So why does the medical herd continue to clomp along in the wrong direction when it comes to dietary advice?

Any hunter can tell you that to control a herd, you do not have to kill all the animals in it, says Wortman. All you have to do is shoot the leader and all the other animals will fall in line.

Which is exactly how the food industry influences the dietary guidelines adopted by most Western governments and promoted by mainstream disease organizations, such as the American Heart Association and the American Diabetes Association.

Food industry is in cahoots with medical opinion leaders
Food companies and industry groups deliberately target opinion leaders from prestigious institutions like Harvard to publish articles and books that promote the high-carb dietary recommendations which the mainstream medical buffaloes blindly follow.

To be fair, Dr. Wortman is on the advisory board of Atkins Nutritionals, an affiliation which he states upfront so his bias is transparent. However, I feel confident he is on the board because it aligns with his belief system and appreciate that he does not attempt to hide his association with Atkins.

In his presentation, Dr. Wortman mentions a nutritionist I had never heard of named Dr. Frederich Stare, a now discredited "expert" who founded the Department of Nutrition at the Harvard School of Public Health.
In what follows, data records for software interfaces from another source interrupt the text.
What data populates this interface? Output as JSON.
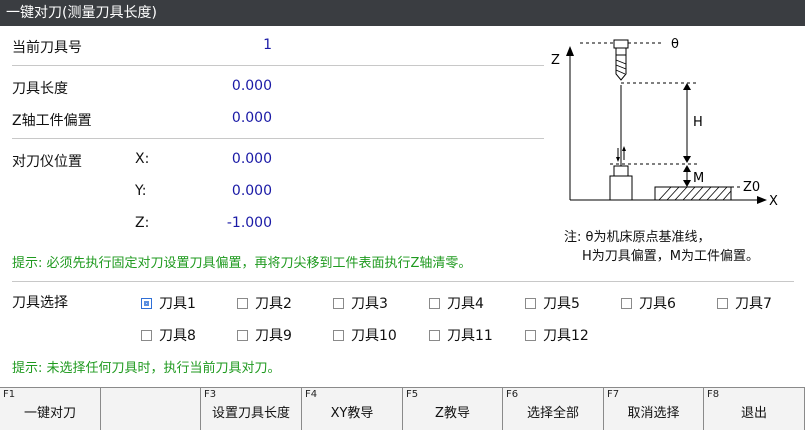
{
  "title": "一键对刀(测量刀具长度)",
  "current_tool": {
    "label": "当前刀具号",
    "value": "1"
  },
  "tool_length": {
    "label": "刀具长度",
    "value": "0.000"
  },
  "z_offset": {
    "label": "Z轴工件偏置",
    "value": "0.000"
  },
  "setter_position": {
    "label": "对刀仪位置",
    "x": {
      "label": "X:",
      "value": "0.000"
    },
    "y": {
      "label": "Y:",
      "value": "0.000"
    },
    "z": {
      "label": "Z:",
      "value": "-1.000"
    }
  },
  "hint1": "提示: 必须先执行固定对刀设置刀具偏置，再将刀尖移到工件表面执行Z轴清零。",
  "tool_select": {
    "label": "刀具选择",
    "tools": [
      {
        "label": "刀具1",
        "checked": true
      },
      {
        "label": "刀具2",
        "checked": false
      },
      {
        "label": "刀具3",
        "checked": false
      },
      {
        "label": "刀具4",
        "checked": false
      },
      {
        "label": "刀具5",
        "checked": false
      },
      {
        "label": "刀具6",
        "checked": false
      },
      {
        "label": "刀具7",
        "checked": false
      },
      {
        "label": "刀具8",
        "checked": false
      },
      {
        "label": "刀具9",
        "checked": false
      },
      {
        "label": "刀具10",
        "checked": false
      },
      {
        "label": "刀具11",
        "checked": false
      },
      {
        "label": "刀具12",
        "checked": false
      }
    ]
  },
  "hint2": "提示: 未选择任何刀具时，执行当前刀具对刀。",
  "diagram": {
    "theta": "θ",
    "z_axis": "Z",
    "x_axis": "X",
    "h": "H",
    "m": "M",
    "z0": "Z0"
  },
  "note": {
    "line1": "注: θ为机床原点基准线，",
    "line2": "H为刀具偏置，M为工件偏置。"
  },
  "fkeys": [
    {
      "num": "F1",
      "label": "一键对刀"
    },
    {
      "num": "",
      "label": ""
    },
    {
      "num": "F3",
      "label": "设置刀具长度"
    },
    {
      "num": "F4",
      "label": "XY教导"
    },
    {
      "num": "F5",
      "label": "Z教导"
    },
    {
      "num": "F6",
      "label": "选择全部"
    },
    {
      "num": "F7",
      "label": "取消选择"
    },
    {
      "num": "F8",
      "label": "退出"
    }
  ]
}
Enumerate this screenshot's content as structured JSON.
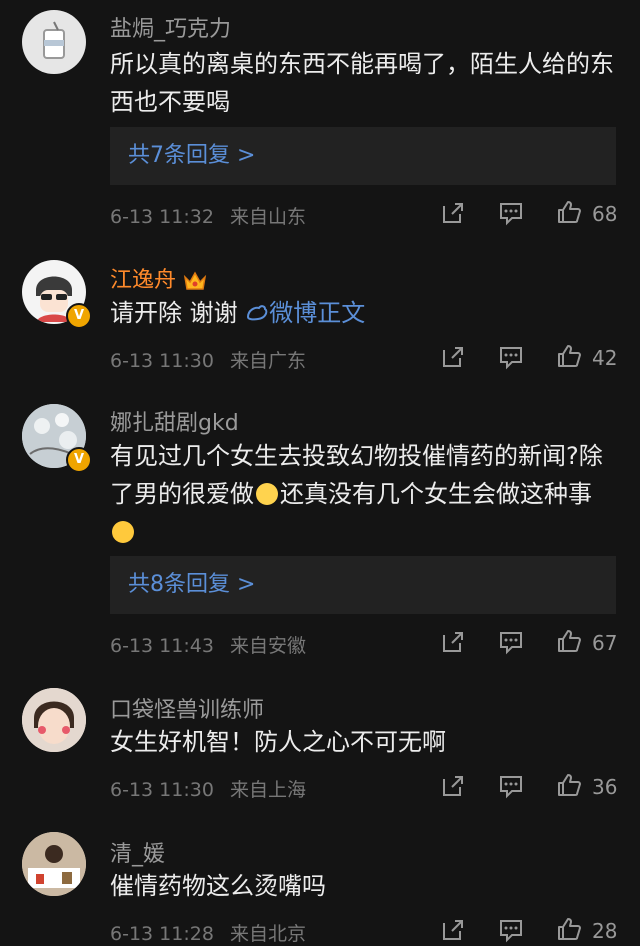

Stare published 18 books and hundreds of articles, most of which promoted the idea that the American diet of "meat, potatoes, bread and grain, pasta and sugary desserts" did not harm people's health. Turns out Stare was heavily financed by the sugar and tobacco industries and was influential in the FDA decision in 1976 to label sugar as a food that is Generally Regarded as Safe (GRAS).

Dr. Wortman also calls out the former Chancellor for Health Affairs at the Duke University Health System, Dr. Victor Dzau, who was previously on the board of Pepsico -- where he earned more than a quarter million dollars per year plus shares of the company's stock. What are the odds this respected cardiologist was not influenced by his cushy affiliation with the sugar water cola company?

Dr. Wortman says that in 2004, when the low-carb movement started gaining steam thanks to the popularity of the Atkins and South Beach diets, the junk food industry began quivering in fear and designed a subversive strategy to discredit what it repeatedly referred to as the "low-carb craze."

One group that helped implement this strategy was Oldways, a non-profit organization that promotes itself as dedicated to supporting "healthy eating and drinking, with programs that help consumers improve their food and drink choices, encourage traditional sustainable food choices, and promote enjoyment of the pleasures of the table."

The fact that this alleged "healthy food" advocacy group is funded by corporations like Con Agra, Pepsico, Kellogs and the Juice Products Association -- the latter of which plies children with sugary fruit stripped of fiber -- obviously has no bearing on its recommendations.

Meanwhile, says Dr. Wortman, the international public relations firm Hill+Knowlton publicly boasts on its food and beverage industry strategy website that it has "experience and contacts to help engage key stakeholders in a constructive dialogue and help inform public perceptions through outreach and communications with academics, nutritionists, government health bodies and special interest groups."

In PR speak that means these flacks knows how to "manipulate the herd by controlling the leaders of the herd," he says.

Which is why doctors continue advising their patients to follow a high-carb, low-fat diet.

It's not that I didn't know any of this, but Dr. Wortman's presentation makes the case for a high-carb conspiracy so compelling, it alleviates any doubts I might harbor about ignoring conventional dietary advice.

Listen to Dr. Wortman's full presentation here.